right thing. You've attempted to contact the management about the problem and
gotten nowhere. It now time to turn the problem over to those that have
a better chance of getting results from them, their customers. Juno may be
a large system, but if they want to stay that way, they need to keep the
customers happy. The old saying of 1 angry customer having more impact than
10 happy ones is still true.
It was a few years ago that I did the same thing for technical problems with
aol.com. I couldn't seem to get their attention no matter how hard I tried.
Finally, as a matter of last resort I posted a message similiar to yours to
the list giving a warning of 2 weeks time that I was going to terminate all
aol members in my lists. Being a technical list, I wanted to give people a
chance to continue to get the list and not miss things they may find critical.
I gave the list members a few suggested options.
First, contact aol management and send them the included problem
description and demand a fix.
Second, move to a better (and at the time it was easy) provider.
Third, is a combination of the above 2. Tell aol why your leaving. This
should have the most impact.
Fourth, do without the list.
It appears that what I couldn't do as an outsider, their customers were
able to do rather quickly. The next morning I was contacted by a aol tech
manager/vp asking for exact details of the problem. How serious it was,
etc. Imagine the shock that someone there actually cared AND had a clue.
He actually had some ideas as to the solution to the problem and what
needed to be done.
This resulted in another rather formal email response from aol asking me not
to do the cut in 2 weeks. For some reason they actually needed to pass the
message through their legal dept for approval so as to not be promising
anything they couldn't deliver. They were actually working on the problem,
but it was going to take about a month to deploy.
The result is that the actions taken did actually attract attention in
management where it was needed. A fix was installed and things got
dramaticly better. They still had a long way to go, but the were moving
in the right direction. I'm sure that aol would have made the fixes that
were needed to reduce the problems that I was seeing at some point in time,
but I was fed up then. All of a sudden this problem had a priority level
inside the company because their customers knew about it and were about to
leave. Also, a much wider audience knew of the problem and if any were asked

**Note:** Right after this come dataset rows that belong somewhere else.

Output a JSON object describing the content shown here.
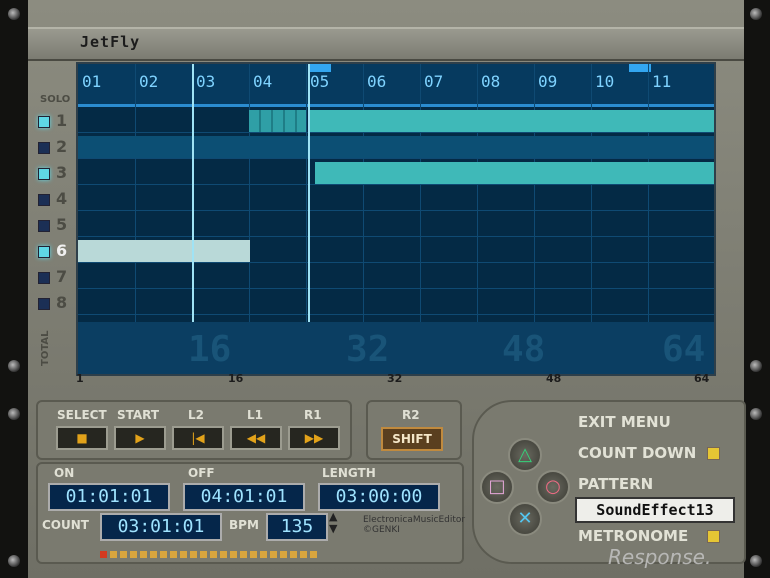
{
  "app": {
    "title": "JetFly"
  },
  "tracks": {
    "header": "SOLO",
    "items": [
      {
        "label": "1",
        "solo": true
      },
      {
        "label": "2",
        "solo": false
      },
      {
        "label": "3",
        "solo": true
      },
      {
        "label": "4",
        "solo": false
      },
      {
        "label": "5",
        "solo": false
      },
      {
        "label": "6",
        "solo": true,
        "selected": true
      },
      {
        "label": "7",
        "solo": false
      },
      {
        "label": "8",
        "solo": false
      }
    ],
    "total_label": "TOTAL"
  },
  "timeline": {
    "bars": [
      "01",
      "02",
      "03",
      "04",
      "05",
      "06",
      "07",
      "08",
      "09",
      "10",
      "11"
    ],
    "total_numbers": [
      "16",
      "32",
      "48",
      "64"
    ],
    "axis_ticks": [
      "1",
      "16",
      "32",
      "48",
      "64"
    ]
  },
  "transport": {
    "buttons": [
      {
        "label": "SELECT",
        "icon": "stop-icon",
        "glyph": "■"
      },
      {
        "label": "START",
        "icon": "play-icon",
        "glyph": "▶"
      },
      {
        "label": "L2",
        "icon": "skip-start-icon",
        "glyph": "|◀"
      },
      {
        "label": "L1",
        "icon": "rewind-icon",
        "glyph": "◀◀"
      },
      {
        "label": "R1",
        "icon": "fast-forward-icon",
        "glyph": "▶▶"
      }
    ],
    "r2_label": "R2",
    "shift_label": "SHIFT"
  },
  "fields": {
    "on_label": "ON",
    "on_value": "01:01:01",
    "off_label": "OFF",
    "off_value": "04:01:01",
    "length_label": "LENGTH",
    "length_value": "03:00:00",
    "count_label": "COUNT",
    "count_value": "03:01:01",
    "bpm_label": "BPM",
    "bpm_value": "135"
  },
  "menu": {
    "exit": "EXIT MENU",
    "count_down": "COUNT DOWN",
    "pattern": "PATTERN",
    "pattern_value": "SoundEffect13",
    "metronome": "METRONOME"
  },
  "pad": {
    "triangle": "△",
    "square": "□",
    "circle": "○",
    "cross": "✕"
  },
  "branding": {
    "line1": "ElectronicaMusicEditor",
    "line2": "©GENKI",
    "watermark": "Response."
  },
  "colors": {
    "note_teal": "#3fb9b8",
    "note_pale": "#b9d9d8",
    "grid_bg": "#042a45"
  }
}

for a recommendation, aol was not going to be in the list.
I think that many people don't realize how much time and effort it takes to
run a list. At that time, by getting rid of the problems being caused by 1
provider, I was able to reduce the time I spent by about 50%.